→ **Required action**
Print the records below exactly, omitting all pictures.

→ **Data to examine**
================================

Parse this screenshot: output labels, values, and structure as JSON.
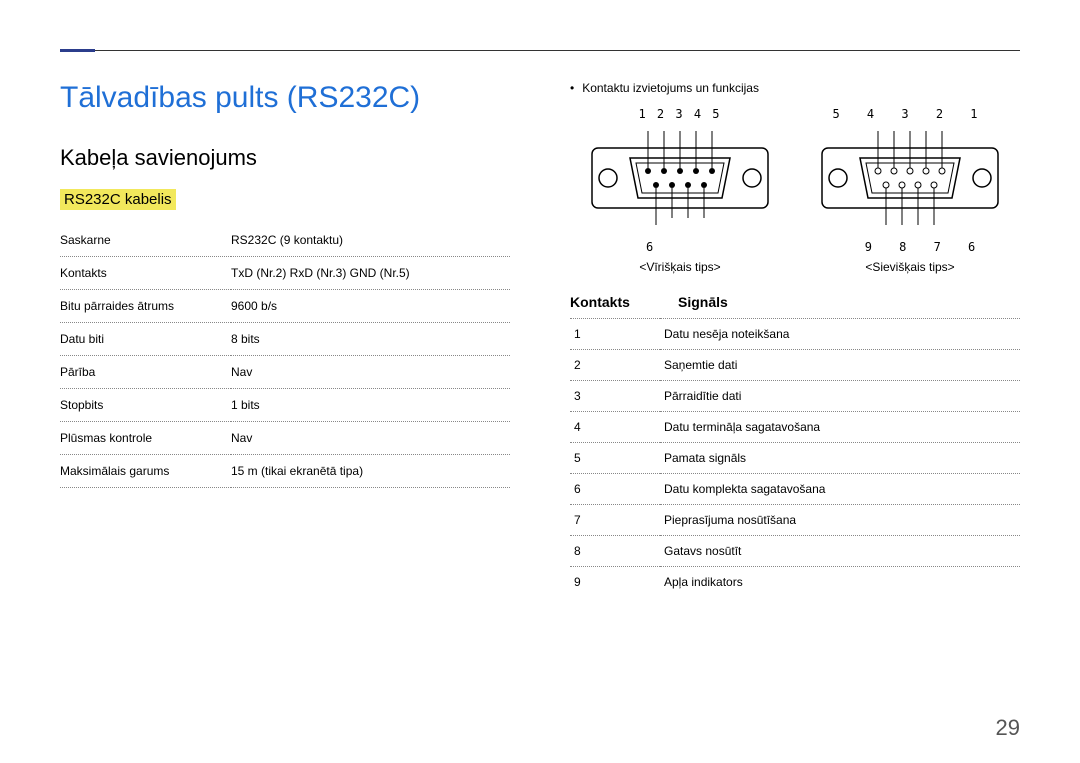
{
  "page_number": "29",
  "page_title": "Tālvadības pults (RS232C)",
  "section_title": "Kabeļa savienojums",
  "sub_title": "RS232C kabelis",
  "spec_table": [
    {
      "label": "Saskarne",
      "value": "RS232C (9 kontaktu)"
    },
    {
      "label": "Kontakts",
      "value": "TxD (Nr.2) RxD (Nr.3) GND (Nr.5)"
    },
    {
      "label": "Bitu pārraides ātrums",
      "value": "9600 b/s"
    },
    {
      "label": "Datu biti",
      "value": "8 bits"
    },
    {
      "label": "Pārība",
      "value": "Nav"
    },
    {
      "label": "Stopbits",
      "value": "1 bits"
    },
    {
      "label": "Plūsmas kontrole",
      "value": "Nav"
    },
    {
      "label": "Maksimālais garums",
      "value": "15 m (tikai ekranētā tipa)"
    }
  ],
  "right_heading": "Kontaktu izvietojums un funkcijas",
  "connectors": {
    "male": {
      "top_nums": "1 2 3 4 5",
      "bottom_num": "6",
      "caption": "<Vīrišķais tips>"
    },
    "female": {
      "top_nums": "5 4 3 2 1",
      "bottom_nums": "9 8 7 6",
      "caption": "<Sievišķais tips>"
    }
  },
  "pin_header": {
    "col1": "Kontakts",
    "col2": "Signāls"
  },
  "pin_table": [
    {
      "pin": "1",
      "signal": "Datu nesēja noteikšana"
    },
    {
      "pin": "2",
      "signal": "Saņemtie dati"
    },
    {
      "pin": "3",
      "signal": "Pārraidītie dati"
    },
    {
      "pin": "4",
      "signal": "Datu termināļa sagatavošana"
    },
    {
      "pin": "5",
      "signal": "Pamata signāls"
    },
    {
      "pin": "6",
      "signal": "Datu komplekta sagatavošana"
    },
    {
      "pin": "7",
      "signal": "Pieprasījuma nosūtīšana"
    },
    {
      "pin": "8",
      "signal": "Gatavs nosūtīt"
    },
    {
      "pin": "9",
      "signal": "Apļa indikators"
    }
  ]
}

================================

→ **Answer for the task**
Parse this screenshot: output labels, values, and structure as JSON.
{
  "page_number": "29",
  "page_title": "Tālvadības pults (RS232C)",
  "section_title": "Kabeļa savienojums",
  "sub_title": "RS232C kabelis",
  "spec_table": [
    {
      "label": "Saskarne",
      "value": "RS232C (9 kontaktu)"
    },
    {
      "label": "Kontakts",
      "value": "TxD (Nr.2) RxD (Nr.3) GND (Nr.5)"
    },
    {
      "label": "Bitu pārraides ātrums",
      "value": "9600 b/s"
    },
    {
      "label": "Datu biti",
      "value": "8 bits"
    },
    {
      "label": "Pārība",
      "value": "Nav"
    },
    {
      "label": "Stopbits",
      "value": "1 bits"
    },
    {
      "label": "Plūsmas kontrole",
      "value": "Nav"
    },
    {
      "label": "Maksimālais garums",
      "value": "15 m (tikai ekranētā tipa)"
    }
  ],
  "right_heading": "Kontaktu izvietojums un funkcijas",
  "connectors": {
    "male": {
      "top_nums": "1 2 3 4 5",
      "bottom_num": "6",
      "caption": "<Vīrišķais tips>"
    },
    "female": {
      "top_nums": "5 4 3 2 1",
      "bottom_nums": "9 8 7 6",
      "caption": "<Sievišķais tips>"
    }
  },
  "pin_header": {
    "col1": "Kontakts",
    "col2": "Signāls"
  },
  "pin_table": [
    {
      "pin": "1",
      "signal": "Datu nesēja noteikšana"
    },
    {
      "pin": "2",
      "signal": "Saņemtie dati"
    },
    {
      "pin": "3",
      "signal": "Pārraidītie dati"
    },
    {
      "pin": "4",
      "signal": "Datu termināļa sagatavošana"
    },
    {
      "pin": "5",
      "signal": "Pamata signāls"
    },
    {
      "pin": "6",
      "signal": "Datu komplekta sagatavošana"
    },
    {
      "pin": "7",
      "signal": "Pieprasījuma nosūtīšana"
    },
    {
      "pin": "8",
      "signal": "Gatavs nosūtīt"
    },
    {
      "pin": "9",
      "signal": "Apļa indikators"
    }
  ]
}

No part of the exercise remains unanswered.